Origination fees (capped at $6000) and closing costs are typically one-time costs. Closing costs may include appraisal fees, inspections, credit checks and more. The National Reverse Mortgage Lenders Association (NRMLA) estimates that closing costs for home equity conversion mortgages (HECMs) generally range from about $600 to $2,000.

Your actual costs will be based on the size of your loan and the area you live in. You may be able to roll these costs into the loan. In addition, you will have to pay a mortgage insurance premium of 2% of the home’s appraised value (up to the FHA lending limit of $726,525).

You will also incur ongoing fees associated with your reverse mortgage. These ongoing fees will include interest on your loan, service fees, the annual mortgage insurance premium, property taxes and possibly flood insurance.


Typical Costs and Fees of a Reverse Mortgage in MN

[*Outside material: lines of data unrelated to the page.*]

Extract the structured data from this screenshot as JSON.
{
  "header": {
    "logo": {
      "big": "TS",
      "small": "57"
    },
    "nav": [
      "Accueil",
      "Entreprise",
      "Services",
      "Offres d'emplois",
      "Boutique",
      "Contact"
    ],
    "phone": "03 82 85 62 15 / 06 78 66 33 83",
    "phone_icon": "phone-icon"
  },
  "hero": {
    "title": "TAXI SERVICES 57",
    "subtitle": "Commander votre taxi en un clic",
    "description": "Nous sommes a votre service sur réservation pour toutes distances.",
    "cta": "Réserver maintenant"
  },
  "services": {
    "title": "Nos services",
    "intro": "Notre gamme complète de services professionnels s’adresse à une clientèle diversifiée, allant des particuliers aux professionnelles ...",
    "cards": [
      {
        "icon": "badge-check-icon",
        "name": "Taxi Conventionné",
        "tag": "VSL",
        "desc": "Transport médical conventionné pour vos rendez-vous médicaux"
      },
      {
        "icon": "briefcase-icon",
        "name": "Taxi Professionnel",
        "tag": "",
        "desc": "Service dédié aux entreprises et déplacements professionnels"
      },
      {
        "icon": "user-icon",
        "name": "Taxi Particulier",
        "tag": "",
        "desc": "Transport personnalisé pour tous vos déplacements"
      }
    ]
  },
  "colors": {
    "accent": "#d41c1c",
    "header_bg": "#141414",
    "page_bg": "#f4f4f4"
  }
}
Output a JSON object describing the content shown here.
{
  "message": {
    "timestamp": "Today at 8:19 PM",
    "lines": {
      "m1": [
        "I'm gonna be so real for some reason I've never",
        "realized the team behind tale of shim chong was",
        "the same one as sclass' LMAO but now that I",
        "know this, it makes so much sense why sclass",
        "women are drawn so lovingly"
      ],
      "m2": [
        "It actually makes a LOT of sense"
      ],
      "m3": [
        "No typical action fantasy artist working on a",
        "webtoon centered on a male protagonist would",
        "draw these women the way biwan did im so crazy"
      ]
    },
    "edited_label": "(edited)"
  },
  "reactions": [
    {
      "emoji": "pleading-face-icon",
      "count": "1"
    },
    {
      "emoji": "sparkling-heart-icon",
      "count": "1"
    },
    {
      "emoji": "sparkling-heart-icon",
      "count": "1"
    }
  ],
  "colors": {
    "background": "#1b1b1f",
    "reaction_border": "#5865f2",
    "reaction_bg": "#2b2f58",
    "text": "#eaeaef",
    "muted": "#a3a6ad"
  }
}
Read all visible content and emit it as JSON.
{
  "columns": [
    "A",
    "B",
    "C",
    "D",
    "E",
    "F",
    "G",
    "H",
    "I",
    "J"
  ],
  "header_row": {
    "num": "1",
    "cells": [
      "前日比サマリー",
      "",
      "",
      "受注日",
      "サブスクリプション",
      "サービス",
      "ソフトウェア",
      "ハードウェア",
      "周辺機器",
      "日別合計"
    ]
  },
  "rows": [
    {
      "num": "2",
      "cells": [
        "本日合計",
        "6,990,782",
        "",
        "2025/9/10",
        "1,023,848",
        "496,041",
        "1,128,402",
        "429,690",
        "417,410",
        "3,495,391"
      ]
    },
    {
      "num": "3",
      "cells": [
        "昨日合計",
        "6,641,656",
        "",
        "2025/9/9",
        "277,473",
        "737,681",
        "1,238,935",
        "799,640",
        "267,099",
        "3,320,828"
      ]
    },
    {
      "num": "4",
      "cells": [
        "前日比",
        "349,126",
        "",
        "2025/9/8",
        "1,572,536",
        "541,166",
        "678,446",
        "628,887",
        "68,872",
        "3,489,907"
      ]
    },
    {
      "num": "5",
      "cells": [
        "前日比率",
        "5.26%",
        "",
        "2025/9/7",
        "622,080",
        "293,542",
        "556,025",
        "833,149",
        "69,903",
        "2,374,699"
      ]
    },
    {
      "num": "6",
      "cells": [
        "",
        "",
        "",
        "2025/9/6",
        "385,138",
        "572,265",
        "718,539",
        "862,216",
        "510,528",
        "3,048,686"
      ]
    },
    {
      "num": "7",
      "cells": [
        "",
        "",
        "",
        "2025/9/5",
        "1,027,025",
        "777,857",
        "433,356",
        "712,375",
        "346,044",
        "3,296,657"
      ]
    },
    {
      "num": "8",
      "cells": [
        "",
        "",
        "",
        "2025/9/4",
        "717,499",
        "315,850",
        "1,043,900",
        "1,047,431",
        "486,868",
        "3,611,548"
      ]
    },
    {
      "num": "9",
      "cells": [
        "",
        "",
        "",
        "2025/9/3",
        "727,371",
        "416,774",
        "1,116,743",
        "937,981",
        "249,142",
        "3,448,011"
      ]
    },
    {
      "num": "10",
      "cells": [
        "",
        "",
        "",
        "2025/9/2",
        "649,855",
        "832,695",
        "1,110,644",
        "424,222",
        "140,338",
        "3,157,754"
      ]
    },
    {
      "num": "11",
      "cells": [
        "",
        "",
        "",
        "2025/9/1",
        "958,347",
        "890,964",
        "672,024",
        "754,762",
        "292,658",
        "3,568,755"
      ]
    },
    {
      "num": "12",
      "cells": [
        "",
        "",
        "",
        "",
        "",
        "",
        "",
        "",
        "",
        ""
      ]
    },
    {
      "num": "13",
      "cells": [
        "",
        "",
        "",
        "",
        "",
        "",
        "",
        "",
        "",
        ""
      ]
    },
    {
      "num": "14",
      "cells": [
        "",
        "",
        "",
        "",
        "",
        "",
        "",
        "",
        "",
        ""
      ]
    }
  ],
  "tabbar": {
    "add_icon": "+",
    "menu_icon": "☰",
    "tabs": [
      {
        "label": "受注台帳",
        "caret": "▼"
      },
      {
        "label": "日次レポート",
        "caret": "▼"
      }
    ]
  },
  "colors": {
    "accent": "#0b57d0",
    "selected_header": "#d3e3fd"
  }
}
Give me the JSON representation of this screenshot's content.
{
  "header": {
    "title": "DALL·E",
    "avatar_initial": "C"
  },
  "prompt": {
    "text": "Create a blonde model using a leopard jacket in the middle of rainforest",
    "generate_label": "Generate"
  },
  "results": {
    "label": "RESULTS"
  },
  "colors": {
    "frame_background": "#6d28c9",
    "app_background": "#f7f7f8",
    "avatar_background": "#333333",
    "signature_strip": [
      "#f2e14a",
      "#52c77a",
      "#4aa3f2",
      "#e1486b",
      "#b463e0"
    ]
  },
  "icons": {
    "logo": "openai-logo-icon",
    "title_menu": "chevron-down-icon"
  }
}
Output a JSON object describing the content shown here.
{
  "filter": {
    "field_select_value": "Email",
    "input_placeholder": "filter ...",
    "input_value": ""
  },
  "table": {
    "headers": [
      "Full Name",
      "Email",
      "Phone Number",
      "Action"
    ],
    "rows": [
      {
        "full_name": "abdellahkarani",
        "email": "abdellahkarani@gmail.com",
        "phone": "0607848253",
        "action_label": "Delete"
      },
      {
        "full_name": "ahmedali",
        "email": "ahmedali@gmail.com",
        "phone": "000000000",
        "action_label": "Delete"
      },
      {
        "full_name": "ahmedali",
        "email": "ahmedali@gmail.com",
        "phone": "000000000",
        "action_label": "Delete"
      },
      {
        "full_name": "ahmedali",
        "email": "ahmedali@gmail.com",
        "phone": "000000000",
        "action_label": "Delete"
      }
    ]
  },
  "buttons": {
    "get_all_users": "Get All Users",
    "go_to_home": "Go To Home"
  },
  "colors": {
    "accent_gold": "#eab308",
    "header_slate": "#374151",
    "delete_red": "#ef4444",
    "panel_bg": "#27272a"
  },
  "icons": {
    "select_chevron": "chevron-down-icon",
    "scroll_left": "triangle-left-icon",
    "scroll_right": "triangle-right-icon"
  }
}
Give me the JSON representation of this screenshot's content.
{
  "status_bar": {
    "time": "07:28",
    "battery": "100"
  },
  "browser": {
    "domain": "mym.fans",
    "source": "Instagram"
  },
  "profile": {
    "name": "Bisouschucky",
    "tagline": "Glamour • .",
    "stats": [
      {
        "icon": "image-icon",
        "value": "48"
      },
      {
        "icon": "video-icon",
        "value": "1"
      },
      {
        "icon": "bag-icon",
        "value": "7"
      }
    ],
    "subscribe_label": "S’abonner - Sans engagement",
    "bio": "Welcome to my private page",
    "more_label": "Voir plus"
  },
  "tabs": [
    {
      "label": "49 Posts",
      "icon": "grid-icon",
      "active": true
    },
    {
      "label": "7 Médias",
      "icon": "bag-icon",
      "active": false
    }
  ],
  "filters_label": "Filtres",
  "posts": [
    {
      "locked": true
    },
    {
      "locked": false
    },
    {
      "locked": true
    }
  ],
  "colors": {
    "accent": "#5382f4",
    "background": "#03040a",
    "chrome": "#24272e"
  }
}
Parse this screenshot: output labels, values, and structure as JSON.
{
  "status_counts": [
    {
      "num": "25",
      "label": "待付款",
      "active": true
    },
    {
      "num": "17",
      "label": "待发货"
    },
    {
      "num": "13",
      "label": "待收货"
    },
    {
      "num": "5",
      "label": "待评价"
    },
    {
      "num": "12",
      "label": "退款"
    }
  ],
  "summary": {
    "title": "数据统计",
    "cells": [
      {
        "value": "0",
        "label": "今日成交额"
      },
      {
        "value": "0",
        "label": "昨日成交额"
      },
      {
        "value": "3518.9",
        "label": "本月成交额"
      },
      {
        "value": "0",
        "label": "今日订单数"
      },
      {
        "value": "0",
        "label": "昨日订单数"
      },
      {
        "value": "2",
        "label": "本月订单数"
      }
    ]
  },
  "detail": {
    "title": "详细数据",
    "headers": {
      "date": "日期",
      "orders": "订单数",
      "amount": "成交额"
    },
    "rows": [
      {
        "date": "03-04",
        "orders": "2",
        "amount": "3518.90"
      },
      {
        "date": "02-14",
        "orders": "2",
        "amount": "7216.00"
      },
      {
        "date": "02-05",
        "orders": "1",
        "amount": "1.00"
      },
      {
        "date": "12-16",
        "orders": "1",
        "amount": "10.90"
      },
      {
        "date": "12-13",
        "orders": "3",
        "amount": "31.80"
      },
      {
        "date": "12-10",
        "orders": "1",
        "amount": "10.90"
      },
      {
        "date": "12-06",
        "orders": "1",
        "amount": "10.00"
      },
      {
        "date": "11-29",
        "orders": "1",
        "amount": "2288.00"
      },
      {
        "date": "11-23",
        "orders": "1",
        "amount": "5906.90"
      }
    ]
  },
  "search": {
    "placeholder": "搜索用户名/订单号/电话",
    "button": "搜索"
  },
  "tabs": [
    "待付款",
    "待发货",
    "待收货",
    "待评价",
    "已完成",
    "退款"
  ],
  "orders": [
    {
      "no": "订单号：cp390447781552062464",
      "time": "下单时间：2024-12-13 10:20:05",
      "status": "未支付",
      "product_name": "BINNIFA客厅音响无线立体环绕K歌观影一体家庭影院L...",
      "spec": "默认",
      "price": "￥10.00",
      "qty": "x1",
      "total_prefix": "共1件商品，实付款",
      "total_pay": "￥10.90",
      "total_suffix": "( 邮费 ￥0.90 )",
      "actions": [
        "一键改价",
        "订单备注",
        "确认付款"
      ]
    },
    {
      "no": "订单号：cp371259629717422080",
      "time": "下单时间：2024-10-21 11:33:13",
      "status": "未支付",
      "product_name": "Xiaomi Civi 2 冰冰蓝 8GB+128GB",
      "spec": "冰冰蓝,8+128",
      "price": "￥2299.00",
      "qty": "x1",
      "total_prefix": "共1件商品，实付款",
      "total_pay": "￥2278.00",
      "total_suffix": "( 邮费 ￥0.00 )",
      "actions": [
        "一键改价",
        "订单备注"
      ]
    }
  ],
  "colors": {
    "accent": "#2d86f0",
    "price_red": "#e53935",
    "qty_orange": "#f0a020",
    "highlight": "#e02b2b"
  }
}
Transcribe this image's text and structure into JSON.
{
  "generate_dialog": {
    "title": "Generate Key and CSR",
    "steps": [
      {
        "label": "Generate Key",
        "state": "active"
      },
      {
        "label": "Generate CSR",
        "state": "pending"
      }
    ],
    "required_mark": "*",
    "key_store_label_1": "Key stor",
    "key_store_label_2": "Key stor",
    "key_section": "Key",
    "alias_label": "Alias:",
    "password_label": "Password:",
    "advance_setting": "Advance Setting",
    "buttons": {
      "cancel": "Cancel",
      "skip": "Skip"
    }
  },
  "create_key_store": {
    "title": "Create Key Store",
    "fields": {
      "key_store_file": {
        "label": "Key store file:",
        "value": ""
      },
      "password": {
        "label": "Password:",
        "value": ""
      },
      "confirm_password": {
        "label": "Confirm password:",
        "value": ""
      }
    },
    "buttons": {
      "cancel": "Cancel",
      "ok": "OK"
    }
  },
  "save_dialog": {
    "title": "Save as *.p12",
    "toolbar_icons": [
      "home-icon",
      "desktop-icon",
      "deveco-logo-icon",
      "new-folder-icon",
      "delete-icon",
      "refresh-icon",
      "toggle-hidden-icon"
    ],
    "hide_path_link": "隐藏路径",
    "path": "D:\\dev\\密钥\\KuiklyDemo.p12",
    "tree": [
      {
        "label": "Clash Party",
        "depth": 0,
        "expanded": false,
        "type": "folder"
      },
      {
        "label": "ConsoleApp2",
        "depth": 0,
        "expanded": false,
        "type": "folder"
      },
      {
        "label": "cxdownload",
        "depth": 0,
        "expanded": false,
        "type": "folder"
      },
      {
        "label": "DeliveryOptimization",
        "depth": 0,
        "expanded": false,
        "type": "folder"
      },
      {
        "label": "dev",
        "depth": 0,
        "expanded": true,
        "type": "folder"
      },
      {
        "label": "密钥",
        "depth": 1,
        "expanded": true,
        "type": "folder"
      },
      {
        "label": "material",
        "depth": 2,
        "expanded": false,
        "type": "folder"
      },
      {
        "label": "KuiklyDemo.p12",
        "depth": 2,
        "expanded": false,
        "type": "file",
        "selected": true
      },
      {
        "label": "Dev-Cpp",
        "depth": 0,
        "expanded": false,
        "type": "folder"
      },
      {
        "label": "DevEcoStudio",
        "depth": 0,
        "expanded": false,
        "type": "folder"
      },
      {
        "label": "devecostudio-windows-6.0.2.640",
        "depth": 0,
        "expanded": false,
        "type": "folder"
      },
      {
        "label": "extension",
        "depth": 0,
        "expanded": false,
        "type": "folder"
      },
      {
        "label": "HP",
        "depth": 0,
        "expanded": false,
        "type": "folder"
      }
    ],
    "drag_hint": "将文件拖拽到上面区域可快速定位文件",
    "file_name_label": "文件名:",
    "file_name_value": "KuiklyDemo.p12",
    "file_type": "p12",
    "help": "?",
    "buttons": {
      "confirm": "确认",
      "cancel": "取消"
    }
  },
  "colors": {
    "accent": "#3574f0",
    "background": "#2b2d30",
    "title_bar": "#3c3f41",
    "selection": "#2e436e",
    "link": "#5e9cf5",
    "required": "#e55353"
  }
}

Your one-time, upfront fees:  The one-time costs associated with obtaining your HECM loan include your closing costs, a loan origination fee and your initial mortgage insurance premium. The average costs associated with these upfront fees are as follows:

Loan origination fee: The loan origination fee is a one-time payment to your lender for the costs associated with making your loan. The federal rules allow HECM lenders to charge $2,500 or 2% of the first $200,000 of your home’s value and 1% of the remaining value of your home. The origination fee for HECMs is capped at $6,000. As an example, if the value of your home is $200,000, your origination fee will be $4,000.00.

Mortgage insurance premium: You will be required to purchase mortgage insurance on your reverse mortgage. You will need to pay an upfront fee of 2% of the home’s appraised value up to the value of the FHA lending limit, which is $726,525. (You will also be responsible for an annual fee, which you will see below.) Once again, as an example, if the value of your home is $200,000, your mortgage insurance premium will be $4,000.00.

Appraisal fee: In order to obtain a reverse mortgage, you will be required to pay for a professional  appraisal to determine the current market value of your home. Appraisals are typically done before you obtain your reverse mortgage loan and must be paid for “out-of-pocket”. The cost of an appraisal averages $450. You will also have to pay about $125 for a follow-up appraisal if you need to make repairs to bring your home into compliance.

Repair costs: In most cases, you will be required to pay for costs incurred remedying any structural problems with your home the appraiser points out that do not comply with building codes — such as foundational problems, roof problems or termite damage. Federal regulations require your home to meet these guidelines.

Closing costs: Closing costs are another one-time set of fees, but they can be extensive and are highly variable depending on where you live, what requirements there are for the reverse mortgage you need and how much your house is worth. Below is a table that looks at some potential closing costs and ranges, based on NRMLA data. These costs can usually be tacked onto the loan itself, or can be paid upfront by the borrower.


Typical Costs and Fees of a Reverse Mortgage in MN


In addition to your upfront and closing costs, you will also be responsible for recurring charges involved in your loan. These include your annual mortgage insurance premium, which is 0.5% of the outstanding mortgage balance; your homeowners insurance and property taxes, as well as your flood insurance if you are required to hold it; and servicing fees paid to your lender, which is typically a monthly charge of $35 or less.


Insurance rates on reverse mortgages are different than other types of mortgages because you don’t pay interest as you go — you’re receiving money, after all. Because of that, the interest is compounded and charged at the end of the loan, when you sell your house or no longer live in it. You can choose a fixed or adjustable rate.

With a fixed-rate mortgage, the interest rate will stay steady, but you must take one lump sum instead of a monthly payment, and that sum is limited to 60% of the principal limit of the loan.

With an adjustable rate, you can get a line of credit, and only pay interest on the amount you take out — but you are subject to a fluctuating interest rate, either monthly or annually, that might increase quite dramatically. Make sure you speak with a qualified lender extensively about what options work best for your situation.

You have the option of rolling your closing costs into your reverse mortgage loan rather than paying them upfront. The advantage of doing this is that you don’t need to come up with the considerable sum of these fees in order to secure the loan. The downside is that the closing costs will reduce the amount of cash you will have available to you.

Your interest rate will be heavily influenced by the type of payout you choose for your loan. If you get a lump-sum payout, you will be able to qualify for a fixed interest rate, which will often work out to be lower than an adjustable rate. If you receive a line of credit or a monthly payment, you will probably be looking at an adjustable interest rate, and your terms will be different depending on the specifics of your loan. 

With a reverse mortgage, you pay interest only on the amount you have drawn. If you choose a lump sum, and you plan to use the money you get from your reverse mortgage quickly, then paying fees upfront and securing a lower interest rate is likely the way to go. If you want to get a line of credit, with plans to use the money in the future, bundling the closing costs into your loan (probably resulting in a higher interest rate), probably makes the most sense.